“Oh no,” he kept patting himself, like he was looking for his keys, “Shit! I left my pouch at the massage tables.”
“Oh man. What was in it?”
“My credit card, my ID....”
“Do you need me to drive you back when we get to the hotel?”
“No, I’ll turn around and go now.”
“....OK. Do you need me to pick you up at the finish?”
“No, I’ll be quick. Just go ahead and I’ll meet you at the hotel.”
We were already halfway to the hotel. It would probably take an hour and a half to walk all the way back to the finish line, then back to the hotel again. Nonetheless, I set off without him.
I headed on to the hotel alone. Nick was packing up his stuff. I told him we might need to pick up Adam, since I had little faith we’d be out before our 1:00 PM checkout otherwise (it was now about noon). I hopped in the shower, and as I was getting out, Adam came through the door.
“Wow. That was fast.”
“I told you I’d be quick!”
“Yeah, but.....damn.” I still have no idea how he covered that kind of ground that fast. Did he run?
Nick was catching a flight from LAX that night, so he walked back over to the Google office to hang out there for the rest of the day. Adam and I got in the car, navigated some more bad LA traffic, then had a nice, easy long drive back to Silicon Valley.
I had wanted to go out for St. Patrick’s Day, but couldn’t find anyone to go with, and I wanted to get to bed early after only getting three hours of sleep the night before. So I had a couple beers while wearing a green plastic leprechaun hat and called it a night.
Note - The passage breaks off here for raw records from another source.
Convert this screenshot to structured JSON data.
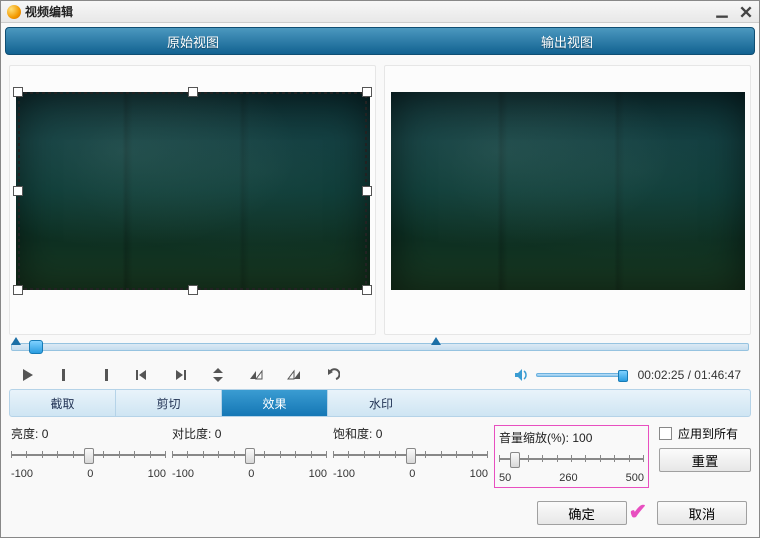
{
  "window": {
    "title": "视频编辑"
  },
  "header": {
    "original": "原始视图",
    "output": "输出视图"
  },
  "transport": {
    "time_display": "00:02:25 / 01:46:47"
  },
  "tabs": [
    {
      "id": "crop",
      "label": "截取",
      "active": false
    },
    {
      "id": "trim",
      "label": "剪切",
      "active": false
    },
    {
      "id": "effect",
      "label": "效果",
      "active": true
    },
    {
      "id": "watermark",
      "label": "水印",
      "active": false
    }
  ],
  "sliders": {
    "brightness": {
      "label": "亮度:",
      "value": "0",
      "min": "-100",
      "mid": "0",
      "max": "100",
      "pos": 50
    },
    "contrast": {
      "label": "对比度:",
      "value": "0",
      "min": "-100",
      "mid": "0",
      "max": "100",
      "pos": 50
    },
    "saturation": {
      "label": "饱和度:",
      "value": "0",
      "min": "-100",
      "mid": "0",
      "max": "100",
      "pos": 50
    },
    "volume": {
      "label": "音量缩放(%):",
      "value": "100",
      "min": "50",
      "mid": "260",
      "max": "500",
      "pos": 11
    }
  },
  "options": {
    "apply_all_label": "应用到所有",
    "reset_label": "重置"
  },
  "footer": {
    "ok_label": "确定",
    "cancel_label": "取消"
  }
}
Was I disappointed? Kinda. There is some amount of pride in the fact that just about everything went wrong, I had to stop for the bathroom five times, and I still finished in a Boston-qualifying time. But more than that, I’m glad that Boston improved their standards. Because I’m not so sure a performance like mine is deserving of a spot in the world’s most prestigious footrace. I’d like it if the cutoff time eventually got whittled down to 3:00, which would truly make that the ultimate mark of a good marathoner.
I don’t plan on running the LA Marathon again, and I don’t recommend it. The course is...OK...the organization is bad, the support is average, and the price is high. Not to mention you have to deal with driving in LA. Nothing made it stand out as good, and a whole lot of things stuck out as bad. I understand some of those come with the territory of an event that large, but I’ve done these before, and I don’t remember any other one being this bad.
It made me start thinking though, and this may signal the end of mega-marathons for me. I think for me, soccer was kind of like that first girl you had a crush on and made you realize that girls weren’t icky, and marathons were like your first love from back in high school that you went head over heels for, at the time. Bike touring and backpacking have been other great loves along the way. But now fully mature, I may have found my soul mate in trail running. Sure, I might catch up with my old flames and do a bike tour, or backpacking trip, or road marathon every now and then. But trail running and myself, I think we’re destined to be together.